▶ _REQUIRED WORK_: Give every entry below again, exactly as written, and skip the images.

((

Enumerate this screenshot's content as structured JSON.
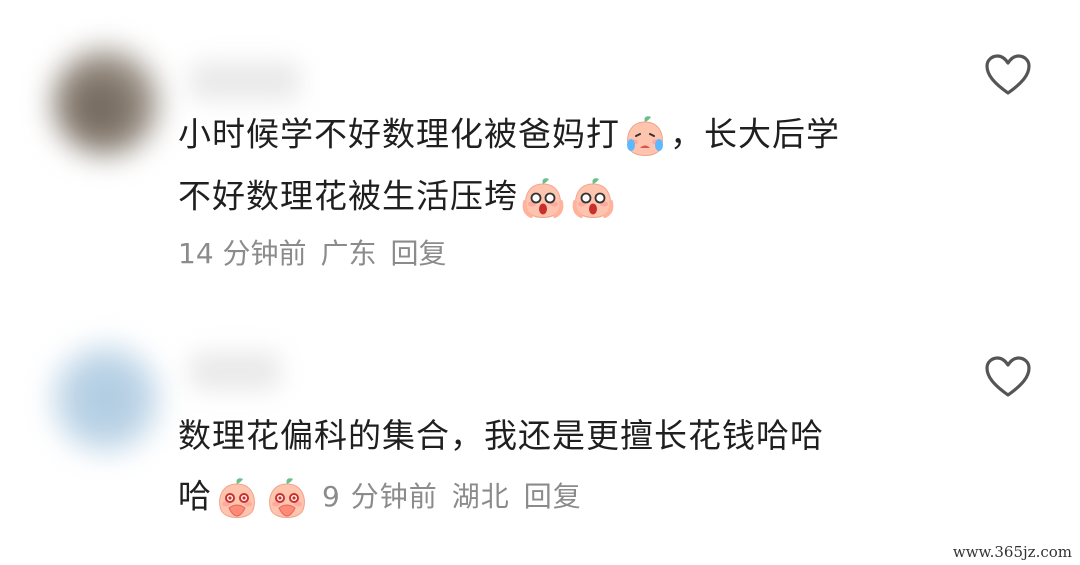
{
  "comments": [
    {
      "line1": "小时候学不好数理化被爸妈打",
      "line1_after": "，长大后学",
      "line2": "不好数理花被生活压垮",
      "time": "14 分钟前",
      "location": "广东",
      "reply": "回复",
      "emojis": [
        "crying-peach-emoji",
        "screaming-peach-emoji",
        "screaming-peach-emoji"
      ]
    },
    {
      "line1": "数理花偏科的集合，我还是更擅长花钱哈哈",
      "line2": "哈",
      "time": "9 分钟前",
      "location": "湖北",
      "reply": "回复",
      "emojis": [
        "laughing-peach-emoji",
        "laughing-peach-emoji"
      ]
    }
  ],
  "icons": {
    "like": "heart-outline-icon"
  },
  "watermark": "www.365jz.com",
  "colors": {
    "text": "#1f1f1f",
    "meta": "#8b8b8b",
    "heart": "#555555"
  }
}
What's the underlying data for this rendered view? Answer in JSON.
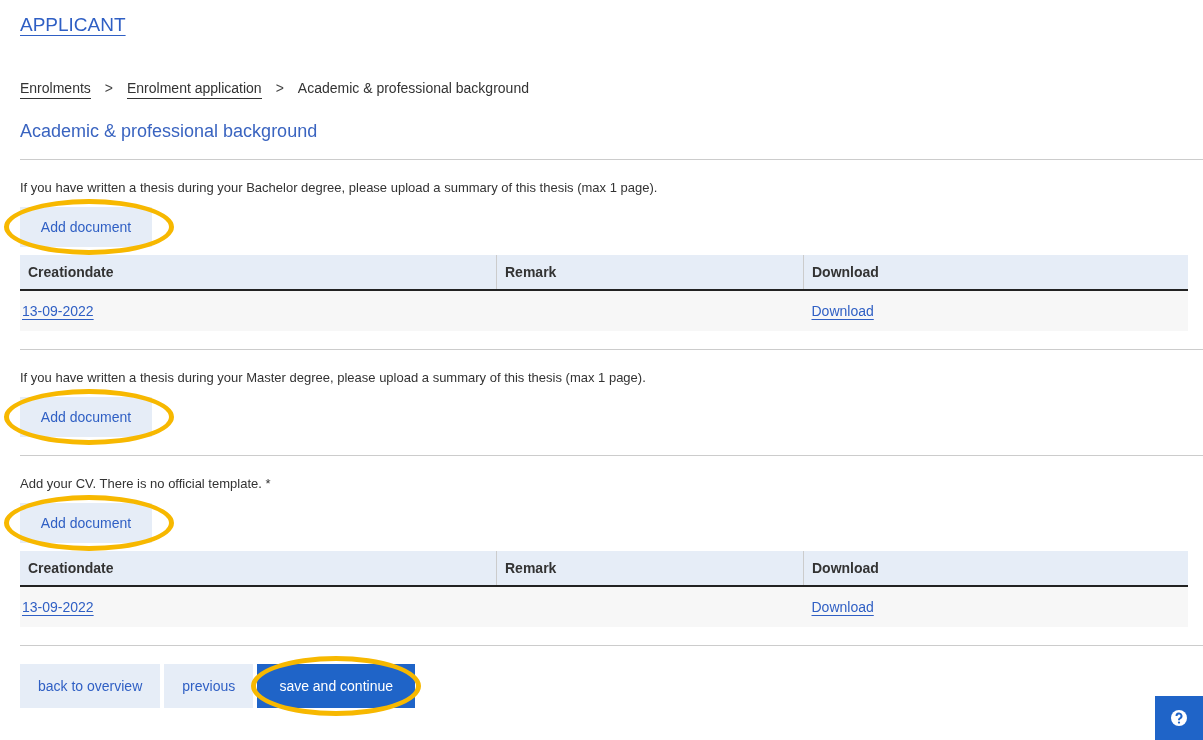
{
  "header": {
    "title": "APPLICANT"
  },
  "breadcrumb": [
    {
      "label": "Enrolments",
      "link": true
    },
    {
      "label": "Enrolment application",
      "link": true
    },
    {
      "label": "Academic & professional background",
      "link": false
    }
  ],
  "breadcrumb_separator": ">",
  "heading": "Academic & professional background",
  "sections": [
    {
      "instruction": "If you have written a thesis during your Bachelor degree, please upload a summary of this thesis (max 1 page).",
      "add_button": {
        "label": "Add document",
        "highlighted": true
      },
      "table": {
        "columns": [
          "Creationdate",
          "Remark",
          "Download"
        ],
        "rows": [
          {
            "date": "13-09-2022",
            "download": "Download"
          }
        ]
      }
    },
    {
      "instruction": "If you have written a thesis during your Master degree, please upload a summary of this thesis (max 1 page).",
      "add_button": {
        "label": "Add document",
        "highlighted": true
      }
    },
    {
      "instruction": "Add your CV. There is no official template. *",
      "add_button": {
        "label": "Add document",
        "highlighted": true
      },
      "table": {
        "columns": [
          "Creationdate",
          "Remark",
          "Download"
        ],
        "rows": [
          {
            "date": "13-09-2022",
            "download": "Download"
          }
        ]
      }
    }
  ],
  "footer_buttons": [
    {
      "label": "back to overview",
      "kind": "secondary",
      "highlighted": false
    },
    {
      "label": "previous",
      "kind": "secondary",
      "highlighted": false
    },
    {
      "label": "save and continue",
      "kind": "primary",
      "highlighted": true
    }
  ]
}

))

▶ _SOLUTION TO THE EXERCISE_:
Enumerate this screenshot's content as structured JSON.
{
  "comments": [
    {
      "line1": "小时候学不好数理化被爸妈打",
      "line1_after": "，长大后学",
      "line2": "不好数理花被生活压垮",
      "time": "14 分钟前",
      "location": "广东",
      "reply": "回复",
      "emojis": [
        "crying-peach-emoji",
        "screaming-peach-emoji",
        "screaming-peach-emoji"
      ]
    },
    {
      "line1": "数理花偏科的集合，我还是更擅长花钱哈哈",
      "line2": "哈",
      "time": "9 分钟前",
      "location": "湖北",
      "reply": "回复",
      "emojis": [
        "laughing-peach-emoji",
        "laughing-peach-emoji"
      ]
    }
  ],
  "icons": {
    "like": "heart-outline-icon"
  },
  "watermark": "www.365jz.com",
  "colors": {
    "text": "#1f1f1f",
    "meta": "#8b8b8b",
    "heart": "#555555"
  }
}
What's the underlying data for this rendered view? Answer in JSON.
{
  "header": {
    "title": "APPLICANT"
  },
  "breadcrumb": [
    {
      "label": "Enrolments",
      "link": true
    },
    {
      "label": "Enrolment application",
      "link": true
    },
    {
      "label": "Academic & professional background",
      "link": false
    }
  ],
  "breadcrumb_separator": ">",
  "heading": "Academic & professional background",
  "sections": [
    {
      "instruction": "If you have written a thesis during your Bachelor degree, please upload a summary of this thesis (max 1 page).",
      "add_button": {
        "label": "Add document",
        "highlighted": true
      },
      "table": {
        "columns": [
          "Creationdate",
          "Remark",
          "Download"
        ],
        "rows": [
          {
            "date": "13-09-2022",
            "download": "Download"
          }
        ]
      }
    },
    {
      "instruction": "If you have written a thesis during your Master degree, please upload a summary of this thesis (max 1 page).",
      "add_button": {
        "label": "Add document",
        "highlighted": true
      }
    },
    {
      "instruction": "Add your CV. There is no official template. *",
      "add_button": {
        "label": "Add document",
        "highlighted": true
      },
      "table": {
        "columns": [
          "Creationdate",
          "Remark",
          "Download"
        ],
        "rows": [
          {
            "date": "13-09-2022",
            "download": "Download"
          }
        ]
      }
    }
  ],
  "footer_buttons": [
    {
      "label": "back to overview",
      "kind": "secondary",
      "highlighted": false
    },
    {
      "label": "previous",
      "kind": "secondary",
      "highlighted": false
    },
    {
      "label": "save and continue",
      "kind": "primary",
      "highlighted": true
    }
  ]
}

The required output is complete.